Posts Tagged ‘unions’

Could freelance writers offer a promising future for unions?

January 10, 2012

I suspect not. The freelance market is fierce, and for a paper to be forced to bargain, a union would have to convince a widely-dispersed, unorganized group of individuals to join its cause. Currently, the National Writers Union (which is an affiliate of the United Auto Workers!) is only about 1,300 strong.

Let me explain:

Many papers, especially weeklies such as Isthmus, draw upon a large group of freelancers to produce regular articles. While it’s convenient for a paper to have a group of regular contributors whose work it can depend on, if the regular contributors demanded higher pay, the paper could probably function for a period of time with outside contributors, even if that meant a little extra work for editors or even lower quality. The damage would probably not equal that incurred by a factory if a large number of its workers walked out on the job.

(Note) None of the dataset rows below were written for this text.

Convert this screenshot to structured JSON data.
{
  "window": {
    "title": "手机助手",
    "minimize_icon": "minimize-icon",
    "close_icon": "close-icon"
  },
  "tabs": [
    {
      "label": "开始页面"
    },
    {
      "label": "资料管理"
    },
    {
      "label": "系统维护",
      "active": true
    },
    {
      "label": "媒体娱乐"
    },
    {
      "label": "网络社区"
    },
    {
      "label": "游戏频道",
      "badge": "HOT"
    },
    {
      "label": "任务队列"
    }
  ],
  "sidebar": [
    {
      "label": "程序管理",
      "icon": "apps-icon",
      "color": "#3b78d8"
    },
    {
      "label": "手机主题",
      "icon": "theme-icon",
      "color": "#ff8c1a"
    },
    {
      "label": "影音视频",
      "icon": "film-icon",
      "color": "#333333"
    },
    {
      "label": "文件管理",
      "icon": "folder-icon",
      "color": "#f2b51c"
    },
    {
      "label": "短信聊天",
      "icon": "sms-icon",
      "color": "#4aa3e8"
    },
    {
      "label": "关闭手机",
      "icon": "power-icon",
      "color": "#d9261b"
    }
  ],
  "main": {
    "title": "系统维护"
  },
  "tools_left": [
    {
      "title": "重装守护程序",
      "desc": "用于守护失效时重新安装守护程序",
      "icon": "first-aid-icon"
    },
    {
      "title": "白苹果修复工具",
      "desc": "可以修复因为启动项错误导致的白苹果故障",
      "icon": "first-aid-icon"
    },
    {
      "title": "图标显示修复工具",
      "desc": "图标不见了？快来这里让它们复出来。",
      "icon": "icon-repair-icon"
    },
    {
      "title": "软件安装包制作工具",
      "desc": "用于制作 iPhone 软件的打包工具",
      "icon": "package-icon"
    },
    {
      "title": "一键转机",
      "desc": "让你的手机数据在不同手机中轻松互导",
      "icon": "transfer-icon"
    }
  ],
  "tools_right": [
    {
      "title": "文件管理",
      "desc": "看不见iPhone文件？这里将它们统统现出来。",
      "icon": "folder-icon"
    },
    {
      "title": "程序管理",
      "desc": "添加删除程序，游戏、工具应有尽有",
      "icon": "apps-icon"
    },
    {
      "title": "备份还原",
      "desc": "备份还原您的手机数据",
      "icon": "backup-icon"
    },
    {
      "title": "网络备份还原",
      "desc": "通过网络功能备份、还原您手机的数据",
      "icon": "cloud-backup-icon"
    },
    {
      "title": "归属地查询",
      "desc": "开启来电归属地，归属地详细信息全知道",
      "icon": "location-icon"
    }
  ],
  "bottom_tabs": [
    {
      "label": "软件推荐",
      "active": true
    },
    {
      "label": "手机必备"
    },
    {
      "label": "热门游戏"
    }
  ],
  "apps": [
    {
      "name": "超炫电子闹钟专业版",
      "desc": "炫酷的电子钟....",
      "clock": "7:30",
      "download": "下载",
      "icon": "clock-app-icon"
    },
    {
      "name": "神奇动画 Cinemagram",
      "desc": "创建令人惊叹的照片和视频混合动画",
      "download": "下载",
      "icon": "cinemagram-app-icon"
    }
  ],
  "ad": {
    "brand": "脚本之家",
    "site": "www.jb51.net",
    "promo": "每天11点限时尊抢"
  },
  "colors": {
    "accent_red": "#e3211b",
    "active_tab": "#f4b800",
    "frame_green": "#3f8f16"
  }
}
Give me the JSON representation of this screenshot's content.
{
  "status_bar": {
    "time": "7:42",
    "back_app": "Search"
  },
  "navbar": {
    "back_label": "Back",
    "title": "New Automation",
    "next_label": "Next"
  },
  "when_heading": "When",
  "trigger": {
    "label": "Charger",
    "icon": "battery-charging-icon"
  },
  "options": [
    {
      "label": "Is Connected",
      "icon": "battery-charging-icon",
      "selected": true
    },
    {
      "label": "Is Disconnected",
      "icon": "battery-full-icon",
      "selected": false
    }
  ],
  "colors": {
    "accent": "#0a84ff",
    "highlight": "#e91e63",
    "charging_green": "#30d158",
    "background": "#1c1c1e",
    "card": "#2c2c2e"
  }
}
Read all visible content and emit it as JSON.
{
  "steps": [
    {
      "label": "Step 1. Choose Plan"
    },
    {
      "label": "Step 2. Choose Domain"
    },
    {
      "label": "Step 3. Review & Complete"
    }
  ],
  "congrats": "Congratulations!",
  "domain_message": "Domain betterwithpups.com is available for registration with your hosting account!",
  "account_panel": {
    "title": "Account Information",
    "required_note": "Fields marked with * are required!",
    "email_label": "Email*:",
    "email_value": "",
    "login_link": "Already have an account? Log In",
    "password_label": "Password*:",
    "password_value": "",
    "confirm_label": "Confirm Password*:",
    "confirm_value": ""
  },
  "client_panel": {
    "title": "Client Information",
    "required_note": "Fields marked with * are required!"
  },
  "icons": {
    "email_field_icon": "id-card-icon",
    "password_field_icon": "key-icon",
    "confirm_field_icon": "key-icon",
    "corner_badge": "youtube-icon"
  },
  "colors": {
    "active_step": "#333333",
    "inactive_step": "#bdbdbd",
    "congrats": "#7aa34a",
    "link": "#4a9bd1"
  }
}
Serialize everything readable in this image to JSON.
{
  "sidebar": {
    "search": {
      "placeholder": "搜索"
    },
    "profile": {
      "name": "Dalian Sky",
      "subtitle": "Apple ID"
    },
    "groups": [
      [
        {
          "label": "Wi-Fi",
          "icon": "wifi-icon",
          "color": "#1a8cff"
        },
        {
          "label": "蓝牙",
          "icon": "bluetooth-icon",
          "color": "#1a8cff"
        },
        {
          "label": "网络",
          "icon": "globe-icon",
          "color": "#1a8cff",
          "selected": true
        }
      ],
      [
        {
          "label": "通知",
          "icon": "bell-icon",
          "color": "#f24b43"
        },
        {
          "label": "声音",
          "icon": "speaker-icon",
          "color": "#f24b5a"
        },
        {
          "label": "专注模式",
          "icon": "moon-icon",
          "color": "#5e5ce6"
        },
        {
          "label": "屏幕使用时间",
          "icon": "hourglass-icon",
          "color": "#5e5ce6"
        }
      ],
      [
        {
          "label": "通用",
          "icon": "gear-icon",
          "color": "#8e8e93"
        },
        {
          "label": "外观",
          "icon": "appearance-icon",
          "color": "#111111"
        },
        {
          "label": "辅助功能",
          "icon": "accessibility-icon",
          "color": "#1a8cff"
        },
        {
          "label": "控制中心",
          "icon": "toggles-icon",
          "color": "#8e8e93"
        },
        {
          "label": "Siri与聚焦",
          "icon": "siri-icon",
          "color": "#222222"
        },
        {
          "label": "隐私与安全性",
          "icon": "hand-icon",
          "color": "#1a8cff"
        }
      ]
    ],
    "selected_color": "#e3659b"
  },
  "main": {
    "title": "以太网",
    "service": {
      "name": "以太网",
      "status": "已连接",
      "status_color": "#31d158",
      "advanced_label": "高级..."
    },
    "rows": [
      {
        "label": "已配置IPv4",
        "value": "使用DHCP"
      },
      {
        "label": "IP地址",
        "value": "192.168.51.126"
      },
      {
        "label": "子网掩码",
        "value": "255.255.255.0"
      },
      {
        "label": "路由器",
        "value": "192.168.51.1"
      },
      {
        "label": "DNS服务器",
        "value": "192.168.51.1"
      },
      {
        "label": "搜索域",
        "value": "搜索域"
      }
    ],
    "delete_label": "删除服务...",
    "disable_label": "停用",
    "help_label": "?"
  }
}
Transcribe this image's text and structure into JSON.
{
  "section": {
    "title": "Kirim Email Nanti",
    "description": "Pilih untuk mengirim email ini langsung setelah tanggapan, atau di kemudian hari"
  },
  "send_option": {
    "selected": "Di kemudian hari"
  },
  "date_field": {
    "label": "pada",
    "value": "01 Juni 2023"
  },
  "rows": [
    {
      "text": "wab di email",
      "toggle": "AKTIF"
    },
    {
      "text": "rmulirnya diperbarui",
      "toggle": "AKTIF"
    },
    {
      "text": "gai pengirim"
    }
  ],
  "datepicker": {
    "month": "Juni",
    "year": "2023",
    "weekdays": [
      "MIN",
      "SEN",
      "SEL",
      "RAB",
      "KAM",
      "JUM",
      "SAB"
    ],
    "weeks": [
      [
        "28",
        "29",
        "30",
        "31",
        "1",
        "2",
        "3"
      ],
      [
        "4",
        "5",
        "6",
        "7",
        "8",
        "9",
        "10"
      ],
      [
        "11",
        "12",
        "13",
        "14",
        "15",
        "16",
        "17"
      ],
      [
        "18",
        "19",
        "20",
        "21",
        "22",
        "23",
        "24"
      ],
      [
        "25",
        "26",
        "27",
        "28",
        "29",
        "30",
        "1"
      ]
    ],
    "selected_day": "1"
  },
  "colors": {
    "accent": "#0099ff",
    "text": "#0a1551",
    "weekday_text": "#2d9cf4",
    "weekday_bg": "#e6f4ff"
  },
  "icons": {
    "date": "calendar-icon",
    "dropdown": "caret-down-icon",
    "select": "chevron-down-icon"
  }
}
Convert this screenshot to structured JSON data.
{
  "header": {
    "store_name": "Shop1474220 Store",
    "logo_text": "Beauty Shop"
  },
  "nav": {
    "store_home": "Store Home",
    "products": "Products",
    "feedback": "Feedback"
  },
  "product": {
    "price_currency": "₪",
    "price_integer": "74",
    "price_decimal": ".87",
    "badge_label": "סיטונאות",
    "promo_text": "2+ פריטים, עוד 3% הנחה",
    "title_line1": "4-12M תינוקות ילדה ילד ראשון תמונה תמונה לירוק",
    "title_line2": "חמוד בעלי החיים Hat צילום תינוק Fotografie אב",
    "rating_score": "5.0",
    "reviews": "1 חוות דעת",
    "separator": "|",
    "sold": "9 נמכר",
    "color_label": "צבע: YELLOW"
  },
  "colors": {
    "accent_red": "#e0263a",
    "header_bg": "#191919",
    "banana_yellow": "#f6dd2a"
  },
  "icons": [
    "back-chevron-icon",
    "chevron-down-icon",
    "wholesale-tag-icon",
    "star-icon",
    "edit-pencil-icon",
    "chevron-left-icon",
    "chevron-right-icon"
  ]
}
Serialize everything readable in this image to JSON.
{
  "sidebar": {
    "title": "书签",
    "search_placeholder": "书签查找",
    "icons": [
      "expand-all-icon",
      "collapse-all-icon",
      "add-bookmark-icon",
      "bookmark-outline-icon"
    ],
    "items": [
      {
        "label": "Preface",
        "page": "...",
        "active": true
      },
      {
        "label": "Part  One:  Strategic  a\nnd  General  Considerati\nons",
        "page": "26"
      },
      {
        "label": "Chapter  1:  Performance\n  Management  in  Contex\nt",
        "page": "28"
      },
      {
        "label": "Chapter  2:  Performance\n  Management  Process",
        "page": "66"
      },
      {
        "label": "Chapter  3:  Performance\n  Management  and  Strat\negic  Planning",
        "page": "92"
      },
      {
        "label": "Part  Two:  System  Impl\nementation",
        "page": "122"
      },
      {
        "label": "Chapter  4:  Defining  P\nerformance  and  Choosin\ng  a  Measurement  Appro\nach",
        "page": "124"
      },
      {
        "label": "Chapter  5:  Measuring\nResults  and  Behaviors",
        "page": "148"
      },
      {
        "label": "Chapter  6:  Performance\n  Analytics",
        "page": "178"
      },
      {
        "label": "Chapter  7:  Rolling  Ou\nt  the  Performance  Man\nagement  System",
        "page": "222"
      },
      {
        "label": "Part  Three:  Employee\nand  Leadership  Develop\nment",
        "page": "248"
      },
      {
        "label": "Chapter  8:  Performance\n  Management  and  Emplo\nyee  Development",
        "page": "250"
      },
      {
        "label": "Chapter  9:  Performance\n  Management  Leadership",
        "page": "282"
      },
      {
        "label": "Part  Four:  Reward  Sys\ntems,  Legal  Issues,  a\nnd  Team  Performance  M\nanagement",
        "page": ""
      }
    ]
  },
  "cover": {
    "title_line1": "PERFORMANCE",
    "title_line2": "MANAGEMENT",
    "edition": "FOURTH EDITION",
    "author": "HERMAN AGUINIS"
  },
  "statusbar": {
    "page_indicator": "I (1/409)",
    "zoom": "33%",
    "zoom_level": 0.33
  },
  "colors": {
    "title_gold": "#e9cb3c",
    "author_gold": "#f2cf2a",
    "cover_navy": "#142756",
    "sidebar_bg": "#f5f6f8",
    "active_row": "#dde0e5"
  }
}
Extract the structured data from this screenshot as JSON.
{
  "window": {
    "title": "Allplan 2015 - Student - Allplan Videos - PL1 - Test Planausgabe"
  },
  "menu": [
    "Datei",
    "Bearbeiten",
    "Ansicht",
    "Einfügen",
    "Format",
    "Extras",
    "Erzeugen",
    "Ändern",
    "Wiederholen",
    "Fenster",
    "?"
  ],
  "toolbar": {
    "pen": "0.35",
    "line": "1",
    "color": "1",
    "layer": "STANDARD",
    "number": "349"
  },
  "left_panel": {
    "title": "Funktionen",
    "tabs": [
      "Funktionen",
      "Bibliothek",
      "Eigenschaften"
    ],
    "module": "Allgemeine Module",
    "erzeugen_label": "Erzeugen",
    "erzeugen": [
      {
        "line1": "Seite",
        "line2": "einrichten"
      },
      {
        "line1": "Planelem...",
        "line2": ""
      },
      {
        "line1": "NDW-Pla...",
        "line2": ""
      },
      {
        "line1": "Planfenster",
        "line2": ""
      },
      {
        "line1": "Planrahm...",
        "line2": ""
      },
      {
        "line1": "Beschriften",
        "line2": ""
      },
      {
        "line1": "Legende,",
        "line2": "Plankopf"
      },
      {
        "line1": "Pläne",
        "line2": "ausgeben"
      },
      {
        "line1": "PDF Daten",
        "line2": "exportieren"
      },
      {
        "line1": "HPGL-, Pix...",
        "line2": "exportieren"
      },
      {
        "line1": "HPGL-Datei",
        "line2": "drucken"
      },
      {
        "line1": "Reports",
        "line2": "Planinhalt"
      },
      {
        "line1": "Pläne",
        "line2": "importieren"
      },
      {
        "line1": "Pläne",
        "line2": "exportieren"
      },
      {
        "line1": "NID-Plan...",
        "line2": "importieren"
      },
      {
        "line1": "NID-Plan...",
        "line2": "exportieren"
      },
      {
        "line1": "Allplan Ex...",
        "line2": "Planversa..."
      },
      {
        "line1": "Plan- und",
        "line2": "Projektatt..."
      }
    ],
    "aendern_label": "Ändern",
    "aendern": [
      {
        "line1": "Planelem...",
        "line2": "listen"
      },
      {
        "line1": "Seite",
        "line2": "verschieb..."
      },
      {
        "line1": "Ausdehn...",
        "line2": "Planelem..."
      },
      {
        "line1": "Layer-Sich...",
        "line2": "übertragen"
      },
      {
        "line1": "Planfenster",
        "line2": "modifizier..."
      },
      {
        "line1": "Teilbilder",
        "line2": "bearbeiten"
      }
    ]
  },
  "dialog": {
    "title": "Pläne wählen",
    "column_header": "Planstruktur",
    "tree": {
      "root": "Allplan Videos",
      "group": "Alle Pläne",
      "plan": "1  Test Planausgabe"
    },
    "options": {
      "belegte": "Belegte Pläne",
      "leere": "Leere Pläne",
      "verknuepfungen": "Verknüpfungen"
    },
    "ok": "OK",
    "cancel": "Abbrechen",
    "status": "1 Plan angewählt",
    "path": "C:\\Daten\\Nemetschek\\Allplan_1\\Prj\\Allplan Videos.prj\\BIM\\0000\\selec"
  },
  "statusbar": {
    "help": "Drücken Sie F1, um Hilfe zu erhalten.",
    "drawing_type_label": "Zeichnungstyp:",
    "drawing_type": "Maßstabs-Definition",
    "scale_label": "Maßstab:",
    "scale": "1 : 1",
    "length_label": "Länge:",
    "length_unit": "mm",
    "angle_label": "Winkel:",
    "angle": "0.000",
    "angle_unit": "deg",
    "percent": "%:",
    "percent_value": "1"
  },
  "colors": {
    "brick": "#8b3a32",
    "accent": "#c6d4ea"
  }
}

As a result, the freelancers union advocates for its members differently than traditional unions. Whereas the chief goal for most unions is to bring collective bargaining to a workplace, the NWU is more of an advocacy organization that aids individual writers in understanding contracts, filing grievances against papers over backpay and providing health care options for freelancers.

Ron Paul’s big government position on right-to-work

December 29, 2011

To libertarians like Ron Paul, respect for private property and legal contracts is the only governance a society needs. For instance:

Should businesses be allowed to discriminate against customers based on race?

Of course. The owner is within his rights as a property owner to only admit his racial brethren, and for the government to require him to do otherwise is a violation of the holiest of a civilized society’s principles. Paul explains in his 2004 speech on the House floor decrying the Civil Rights Act of 1964:

The Civil Rights Act of 1964 gave the federal government unprecedented power over the hiring, employee relations, and customer service practices of every business in the country. The result was a massive violation of the rights of private property and contract, which are the bedrocks of free society.

Given that reasoning, shouldn’t we assume that Paul would also support the rights of businesses to enter into contracts with unions that require workers to pay union dues? From his website:

While Ron Paul supports the right of every American to join a private sector union if they wish, he believes, like most Americans, that forcing workers to pay union dues just to get or keep a job is wrong.

Unfortunately, over 75 years ago, the right to decide freely whether or not to join a labor union was taken away from American workers by Congress.

 Ron Paul’s exceptional record on Right to Work issues earned him the prestigious Everett Dirksen Award from the National Right to Work Committee.

At the very least, Paul’s position on right-to-work is anti-libertarian because it advocates the government outlaw a type of contract between individuals. To outlaw businesses from entering into certain contracts with unions is no different than outlawing sex contracts between a prostitute and a client or outlawing the sale of drugs, both positions that Paul vehemently opposes.

Free speech victory in the Badger State

July 16, 2009

We used to be called “Squeaky Clean Wisconsin.” A 1970 review of the Wisconsin legislature called Wisconsin one of the most transparent and modernized state governments in America. So it was encouraging to see that the tradition will continue with the latest Supreme Court ruling.

Although you may soon no longer be able to text message while you drive, you will be able to have access to the names of state employees, whether or not they are members of unions. In a 6-1 decision, the state supreme court ruled in favor of a newspaper attempting to get the records and names of certain state employees.

However, the Court did not assert that the Doyle administration’s attempt to hide the names of state workers was unconstitutional, as many open government advocates would like to believe. It simply said that because the Open Records Act had not been amended to create an exemption for state workers, they were still subject to the law.

The issue at the origin of the case was, like many in Wisconsin, drunk driving. The Journal-Sentinel had requested a list of employees who are no longer allowed to drive state vehicles. The idea, I assume, was to see if the state’s “prohibited list” matched up with drunk driving records. In a separate request, the Lakeland Times asked to see the salaries of employees in the Dept. of Natural Resources.

It touched a soft spot when George Stanley, managing editor of the Journal-Sentinel, cited the taxpayer’s right to know how much corrections officers are making in overtime pay. True muckraking about the prison system in this state would be humiliating for legislators, unions and prison contractors. As well as for the last three governors of the state.